A subsidiary of Swiss-based food giant Nestlé has caved in to demands by environmentalists that its Ontario water-bottling operation be subject to mandatory restrictions in times of drought.
Nestlé Waters Canada initially challenged the new requirement that its Hillsburgh plant, near Guelph, Ont., be forced to cut water usage under drought conditions as a condition of its water licence renewal last year. It was the only area water user facing such a restriction.
The water-conservationists said the permit gave Nestlé Waters the right to pump up to 1.3 million litres of water a day from the local watershed. Previously they'd claimed the licence allowed it to take 3.6 million litres a day.
The company appealed to the Ontario Environmental Review Tribunal, saying it was being singled out and had always complied with requests to cut water usage under the previous voluntary regime and now was being held to a standard different from other water-users.

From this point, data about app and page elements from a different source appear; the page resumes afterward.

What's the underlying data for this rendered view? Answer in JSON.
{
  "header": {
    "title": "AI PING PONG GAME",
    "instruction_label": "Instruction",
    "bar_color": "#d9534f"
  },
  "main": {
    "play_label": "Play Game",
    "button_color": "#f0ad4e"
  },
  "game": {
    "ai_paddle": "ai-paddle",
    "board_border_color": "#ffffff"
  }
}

But then the provincial Environment Ministry removed the mandatory restrictions from the five-year licence renewal, angering the local Wellington Water Watchers and the nationalist Council of Canadians.
They enlisted the help of Ecojustice enviro-lawyers to appeal the government's decision to the tribunal, which ruled in August that the deal between Nestlé and the government was not in the public interest, CBC News reports. It said the company's original appeal should go to a full tribunal hearing.
That ruling apparently prompted Nestlé to drop its is appeal, effectively ending its opposition to the mandatory drought restrictions.
"It’s a major win," Ecojustice lawyer Will Amos told CBC News. "Nestlé’s decision to back down is huge. For the first time in Ontario’s history, a company must adhere to mandatory restrictions on the water it pumps out of the ground during drought conditions."
Nestlé apparently did not comment on its decision. It's opponents said in a joint news release they were celebrating their victory.
“It was clear to us from the beginning that the lack of hydrological information would not support Nestlé’s appeal for very long," Wellington Water Watchers chairman Mike Nagy said.
"Sadly, the Ministry of the Environment failed to protect our communities’ water sources by negotiating a questionable settlement with Nestlé. It took action from Ecojustice lawyers representing the Council of Canadians and Wellington Water Watchers to make it clear that this appeal was unjustifiable, indefensible and not in the public interest."
Nagy said the government is not taking its responsibility to protect groundwater seriously as climate change increases the frequency of drought.
"Community groups shouldn’t have to put time and money into challenging the Ministry to do its job," he said.
The case highlights the failings of Ontario's water-permit process, added Emma Lui, Council of Canadians national water campaigner.
"We hope to see more mandatory restrictions on the water takings throughout the province where profit before conservation exists,” she said.
“In fact, we hope to see the ministry step up and uphold the precautionary principle to protect community water supplies when deciding whether to renew Nestlé’s permit once it expires in 2017.”
Nestlé, the largest bottled-water company in the world, has seen its Canadian operations under the gun for some time.
B.C. conservationists are upset the company is allowed to pump millions of litres of groundwater for its Hope, B.C., plant with no permit needed and at no charge. In Ontario, it pays a nominal cost of about four dollars per million litres.
The B.C. government, acknowledging the water free-for-all, has undertaken a review of the century-old Water Act called Living Water Smart to modernize it and update regulations. But the process is dragging; it was supposed to have new rules in place by last year.
For its part, the company claims to be conscious of the need to use water responsibly.
"We believe that we are facing a serious water crisis in the coming years that will have serious consequences for food security," Nestlé says on its web site.